The Swiss regulator bases its assessment on the economic purpose of the agreements and tokens, not on the denomination, or formal legal nature chosen.
Whether already existing tokens are sold, or there is some sort of pre-financing agreed, typically investors are not granted any right to request redemption of amounts invested, or any put option rights to resell the tokens to the issuer. Hence, there is no debt in the meaning of the banking regulations.
Payment tokens fall under the anti-money laundering legislations.
The Swiss regulator confirms that an exemption under the existing anti-money laundering legislation may apply if the main purpose of a utility token that also serves as a means of payment is not financial markets related. This needs to be assessed on a case by case basis. A broad application of this exemption would certainly favour innovation.
The Swiss regulator tends to apply a broad definition of the terms securities. Not only asset tokens, but also utility tokens that additionally have an investment purposes at the point of issue shall qualify as securities. For the time being, the negative impact of this assessment is limited because, under Swiss law, the primary issuance of securities (with the exception of derivatives) does not trigger any license requirements. However, it has a negative impact on secondary trading platforms because trading platforms for securities require a license.
A substantial advantage in choosing Switzerland is the possibility to submit the specific case with the Swiss regulator. Since the Swiss regulator has been swamped by enquiries in the past, the guidance now sets forth a number of details that each application would need to include.
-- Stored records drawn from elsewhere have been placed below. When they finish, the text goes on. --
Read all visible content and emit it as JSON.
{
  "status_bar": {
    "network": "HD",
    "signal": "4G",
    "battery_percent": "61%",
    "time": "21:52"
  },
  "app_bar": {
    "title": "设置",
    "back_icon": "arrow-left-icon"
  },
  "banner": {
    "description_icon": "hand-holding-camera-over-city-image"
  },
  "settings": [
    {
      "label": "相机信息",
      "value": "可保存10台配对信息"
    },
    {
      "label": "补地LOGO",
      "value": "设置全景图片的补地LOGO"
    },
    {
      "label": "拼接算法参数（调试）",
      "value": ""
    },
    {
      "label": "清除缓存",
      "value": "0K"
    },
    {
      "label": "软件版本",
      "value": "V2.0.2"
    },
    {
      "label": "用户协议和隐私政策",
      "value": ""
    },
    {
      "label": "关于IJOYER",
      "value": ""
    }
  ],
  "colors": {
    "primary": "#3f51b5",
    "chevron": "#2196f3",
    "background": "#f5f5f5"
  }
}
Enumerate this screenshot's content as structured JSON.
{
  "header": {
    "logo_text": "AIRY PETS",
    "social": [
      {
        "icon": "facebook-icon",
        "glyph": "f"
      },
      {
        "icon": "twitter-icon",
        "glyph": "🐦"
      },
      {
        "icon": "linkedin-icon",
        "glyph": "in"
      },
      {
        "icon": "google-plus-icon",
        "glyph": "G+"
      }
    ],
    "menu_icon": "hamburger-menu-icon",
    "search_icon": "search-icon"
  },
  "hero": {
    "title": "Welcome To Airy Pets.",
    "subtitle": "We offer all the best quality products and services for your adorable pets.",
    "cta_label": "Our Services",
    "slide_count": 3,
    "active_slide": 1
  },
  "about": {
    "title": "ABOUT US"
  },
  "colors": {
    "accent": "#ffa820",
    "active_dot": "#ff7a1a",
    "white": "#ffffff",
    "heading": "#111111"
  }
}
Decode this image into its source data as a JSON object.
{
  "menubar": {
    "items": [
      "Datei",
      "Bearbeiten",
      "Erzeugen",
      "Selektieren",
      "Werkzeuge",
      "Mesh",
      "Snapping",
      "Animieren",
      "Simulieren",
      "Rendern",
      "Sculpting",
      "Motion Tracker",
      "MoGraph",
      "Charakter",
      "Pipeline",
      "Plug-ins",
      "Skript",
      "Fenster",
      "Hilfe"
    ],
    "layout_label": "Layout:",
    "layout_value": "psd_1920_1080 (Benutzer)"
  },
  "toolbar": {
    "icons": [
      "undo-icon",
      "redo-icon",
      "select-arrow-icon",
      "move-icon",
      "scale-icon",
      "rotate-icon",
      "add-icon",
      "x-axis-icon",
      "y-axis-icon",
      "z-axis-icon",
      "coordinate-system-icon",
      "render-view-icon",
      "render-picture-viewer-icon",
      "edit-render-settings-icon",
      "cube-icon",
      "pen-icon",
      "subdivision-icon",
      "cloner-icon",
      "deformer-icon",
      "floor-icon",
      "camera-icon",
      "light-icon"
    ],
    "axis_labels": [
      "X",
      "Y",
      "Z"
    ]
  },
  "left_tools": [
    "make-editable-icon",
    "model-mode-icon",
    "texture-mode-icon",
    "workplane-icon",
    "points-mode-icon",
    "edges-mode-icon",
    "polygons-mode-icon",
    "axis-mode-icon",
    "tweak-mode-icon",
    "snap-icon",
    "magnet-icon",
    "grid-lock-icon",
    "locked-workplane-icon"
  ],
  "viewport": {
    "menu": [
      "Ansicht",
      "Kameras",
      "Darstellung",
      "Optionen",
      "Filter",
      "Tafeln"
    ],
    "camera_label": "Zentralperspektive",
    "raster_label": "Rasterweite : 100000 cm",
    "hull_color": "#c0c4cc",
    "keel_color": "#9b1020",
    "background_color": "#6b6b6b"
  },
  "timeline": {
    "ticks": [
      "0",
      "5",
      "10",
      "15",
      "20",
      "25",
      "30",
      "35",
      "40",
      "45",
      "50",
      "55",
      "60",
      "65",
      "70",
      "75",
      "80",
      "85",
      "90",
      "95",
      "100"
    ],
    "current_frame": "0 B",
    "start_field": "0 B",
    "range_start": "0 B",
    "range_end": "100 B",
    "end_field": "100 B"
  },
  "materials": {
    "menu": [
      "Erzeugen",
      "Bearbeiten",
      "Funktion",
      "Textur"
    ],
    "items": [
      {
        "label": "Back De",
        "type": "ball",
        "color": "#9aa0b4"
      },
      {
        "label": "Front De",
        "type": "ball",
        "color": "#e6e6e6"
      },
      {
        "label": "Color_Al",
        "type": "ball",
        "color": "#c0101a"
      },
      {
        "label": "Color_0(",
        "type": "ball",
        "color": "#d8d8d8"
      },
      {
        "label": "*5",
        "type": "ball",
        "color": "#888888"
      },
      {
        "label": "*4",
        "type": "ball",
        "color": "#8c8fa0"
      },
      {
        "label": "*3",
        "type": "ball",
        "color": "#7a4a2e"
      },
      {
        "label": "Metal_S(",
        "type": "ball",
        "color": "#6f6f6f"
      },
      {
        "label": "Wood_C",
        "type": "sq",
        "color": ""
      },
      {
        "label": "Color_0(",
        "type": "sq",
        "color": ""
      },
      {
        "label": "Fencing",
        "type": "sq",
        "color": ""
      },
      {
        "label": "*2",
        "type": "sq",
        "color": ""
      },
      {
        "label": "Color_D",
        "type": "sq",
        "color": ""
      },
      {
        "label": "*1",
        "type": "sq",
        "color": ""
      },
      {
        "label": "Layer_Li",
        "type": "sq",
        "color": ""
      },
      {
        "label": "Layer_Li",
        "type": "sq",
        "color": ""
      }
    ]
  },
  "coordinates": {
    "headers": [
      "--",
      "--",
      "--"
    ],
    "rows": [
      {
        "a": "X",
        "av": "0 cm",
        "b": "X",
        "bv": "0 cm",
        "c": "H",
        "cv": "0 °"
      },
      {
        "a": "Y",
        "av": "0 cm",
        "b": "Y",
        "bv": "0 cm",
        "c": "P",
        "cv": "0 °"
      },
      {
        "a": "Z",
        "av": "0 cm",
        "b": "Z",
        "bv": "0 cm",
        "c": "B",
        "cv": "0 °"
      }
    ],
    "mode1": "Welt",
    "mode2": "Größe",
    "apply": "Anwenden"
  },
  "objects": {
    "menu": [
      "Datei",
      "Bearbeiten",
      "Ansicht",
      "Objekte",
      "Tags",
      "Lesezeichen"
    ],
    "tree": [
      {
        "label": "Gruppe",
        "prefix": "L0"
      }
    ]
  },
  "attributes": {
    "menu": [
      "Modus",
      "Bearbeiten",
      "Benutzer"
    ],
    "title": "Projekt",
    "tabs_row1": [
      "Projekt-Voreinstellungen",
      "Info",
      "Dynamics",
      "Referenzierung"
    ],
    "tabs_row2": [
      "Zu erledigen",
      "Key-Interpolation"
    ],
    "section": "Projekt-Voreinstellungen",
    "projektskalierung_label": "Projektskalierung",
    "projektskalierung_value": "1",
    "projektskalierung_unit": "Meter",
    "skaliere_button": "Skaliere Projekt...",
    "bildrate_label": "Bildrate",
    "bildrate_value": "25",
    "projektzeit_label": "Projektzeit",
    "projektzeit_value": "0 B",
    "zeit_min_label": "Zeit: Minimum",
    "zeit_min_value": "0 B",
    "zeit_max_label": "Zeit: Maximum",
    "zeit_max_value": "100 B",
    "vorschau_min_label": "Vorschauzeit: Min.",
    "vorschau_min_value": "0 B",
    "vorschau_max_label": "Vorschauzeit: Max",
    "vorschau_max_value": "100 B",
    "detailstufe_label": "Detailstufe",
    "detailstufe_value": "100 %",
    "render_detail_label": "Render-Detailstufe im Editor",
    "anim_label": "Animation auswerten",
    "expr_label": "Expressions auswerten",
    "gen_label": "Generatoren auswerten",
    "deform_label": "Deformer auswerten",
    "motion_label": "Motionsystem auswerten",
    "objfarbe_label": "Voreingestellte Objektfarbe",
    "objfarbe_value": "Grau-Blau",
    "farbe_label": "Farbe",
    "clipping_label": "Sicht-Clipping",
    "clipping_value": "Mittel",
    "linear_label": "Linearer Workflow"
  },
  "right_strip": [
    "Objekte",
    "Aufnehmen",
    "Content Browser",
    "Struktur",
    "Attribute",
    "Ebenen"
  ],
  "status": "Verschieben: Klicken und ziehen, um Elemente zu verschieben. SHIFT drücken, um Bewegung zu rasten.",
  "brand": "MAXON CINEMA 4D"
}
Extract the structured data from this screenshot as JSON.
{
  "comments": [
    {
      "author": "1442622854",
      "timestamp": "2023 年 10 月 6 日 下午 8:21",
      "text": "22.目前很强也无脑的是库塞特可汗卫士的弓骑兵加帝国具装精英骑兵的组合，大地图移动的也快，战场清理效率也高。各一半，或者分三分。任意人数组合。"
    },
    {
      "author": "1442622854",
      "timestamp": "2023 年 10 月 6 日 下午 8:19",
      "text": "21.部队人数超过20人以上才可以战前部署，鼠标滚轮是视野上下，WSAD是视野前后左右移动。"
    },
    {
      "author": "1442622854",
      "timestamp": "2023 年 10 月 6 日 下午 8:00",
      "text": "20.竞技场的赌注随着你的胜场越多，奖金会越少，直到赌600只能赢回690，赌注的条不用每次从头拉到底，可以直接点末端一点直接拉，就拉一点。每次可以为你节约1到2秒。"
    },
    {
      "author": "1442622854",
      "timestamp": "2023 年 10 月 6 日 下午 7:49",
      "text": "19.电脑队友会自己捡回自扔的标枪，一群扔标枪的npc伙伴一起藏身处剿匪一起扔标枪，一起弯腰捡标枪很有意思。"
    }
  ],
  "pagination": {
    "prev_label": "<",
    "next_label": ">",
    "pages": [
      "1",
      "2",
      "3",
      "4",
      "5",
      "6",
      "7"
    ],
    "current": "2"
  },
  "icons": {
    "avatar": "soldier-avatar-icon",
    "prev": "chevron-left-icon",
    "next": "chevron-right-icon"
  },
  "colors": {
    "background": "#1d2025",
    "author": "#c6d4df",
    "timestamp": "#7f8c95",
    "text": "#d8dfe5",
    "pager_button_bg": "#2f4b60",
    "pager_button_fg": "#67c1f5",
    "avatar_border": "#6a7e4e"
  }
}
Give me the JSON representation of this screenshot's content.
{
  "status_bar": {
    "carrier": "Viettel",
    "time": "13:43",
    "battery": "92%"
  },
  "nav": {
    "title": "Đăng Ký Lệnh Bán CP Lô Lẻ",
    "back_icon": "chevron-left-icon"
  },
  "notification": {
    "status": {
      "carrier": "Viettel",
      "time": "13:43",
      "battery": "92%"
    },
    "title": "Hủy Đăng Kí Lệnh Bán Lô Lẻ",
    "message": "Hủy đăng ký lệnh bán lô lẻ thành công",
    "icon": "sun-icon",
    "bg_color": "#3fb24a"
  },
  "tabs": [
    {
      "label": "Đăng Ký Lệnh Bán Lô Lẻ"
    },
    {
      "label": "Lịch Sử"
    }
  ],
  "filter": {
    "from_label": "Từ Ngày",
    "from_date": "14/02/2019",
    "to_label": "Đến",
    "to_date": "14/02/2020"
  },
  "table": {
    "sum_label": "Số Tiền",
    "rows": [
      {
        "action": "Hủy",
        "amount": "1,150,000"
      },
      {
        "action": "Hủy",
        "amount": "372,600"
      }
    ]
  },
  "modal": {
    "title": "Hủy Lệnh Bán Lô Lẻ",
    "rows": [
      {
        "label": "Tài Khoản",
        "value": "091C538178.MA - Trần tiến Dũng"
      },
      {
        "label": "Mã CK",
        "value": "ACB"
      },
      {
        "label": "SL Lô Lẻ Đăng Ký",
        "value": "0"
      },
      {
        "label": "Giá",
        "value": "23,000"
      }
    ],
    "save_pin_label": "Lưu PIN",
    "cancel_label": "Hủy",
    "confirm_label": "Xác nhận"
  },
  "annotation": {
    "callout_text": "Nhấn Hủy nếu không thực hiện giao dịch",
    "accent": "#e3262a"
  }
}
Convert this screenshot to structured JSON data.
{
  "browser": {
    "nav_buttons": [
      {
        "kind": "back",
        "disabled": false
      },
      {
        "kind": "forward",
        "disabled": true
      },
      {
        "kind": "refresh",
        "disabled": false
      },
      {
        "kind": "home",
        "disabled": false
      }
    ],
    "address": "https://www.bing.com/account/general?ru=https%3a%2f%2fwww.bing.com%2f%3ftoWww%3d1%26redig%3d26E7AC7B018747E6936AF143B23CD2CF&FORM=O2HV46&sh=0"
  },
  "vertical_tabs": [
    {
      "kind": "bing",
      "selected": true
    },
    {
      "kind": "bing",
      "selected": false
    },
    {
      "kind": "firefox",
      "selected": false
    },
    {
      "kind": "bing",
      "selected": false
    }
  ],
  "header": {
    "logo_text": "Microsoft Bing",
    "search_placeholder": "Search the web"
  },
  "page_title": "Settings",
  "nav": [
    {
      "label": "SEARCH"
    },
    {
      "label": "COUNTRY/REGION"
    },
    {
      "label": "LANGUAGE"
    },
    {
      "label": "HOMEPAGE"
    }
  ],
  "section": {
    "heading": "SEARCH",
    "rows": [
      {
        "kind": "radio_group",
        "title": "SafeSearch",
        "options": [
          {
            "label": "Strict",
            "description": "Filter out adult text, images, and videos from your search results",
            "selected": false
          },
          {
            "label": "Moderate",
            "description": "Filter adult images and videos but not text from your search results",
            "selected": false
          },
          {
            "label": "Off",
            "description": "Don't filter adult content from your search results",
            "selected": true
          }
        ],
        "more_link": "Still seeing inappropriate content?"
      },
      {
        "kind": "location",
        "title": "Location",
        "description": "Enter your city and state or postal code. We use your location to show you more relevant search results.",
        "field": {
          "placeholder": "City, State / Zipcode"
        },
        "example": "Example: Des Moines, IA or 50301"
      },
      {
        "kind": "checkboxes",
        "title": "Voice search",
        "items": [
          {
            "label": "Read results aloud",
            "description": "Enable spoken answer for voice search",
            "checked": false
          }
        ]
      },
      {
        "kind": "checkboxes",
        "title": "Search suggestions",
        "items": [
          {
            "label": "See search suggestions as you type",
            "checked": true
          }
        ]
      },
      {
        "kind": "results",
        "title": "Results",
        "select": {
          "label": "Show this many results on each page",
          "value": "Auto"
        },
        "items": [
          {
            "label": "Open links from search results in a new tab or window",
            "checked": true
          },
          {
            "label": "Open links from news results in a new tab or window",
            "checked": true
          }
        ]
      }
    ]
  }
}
While one might question whether all of these details are indeed required in order to assess the specific case, it makes sure that only well-prepared business plans are submitted.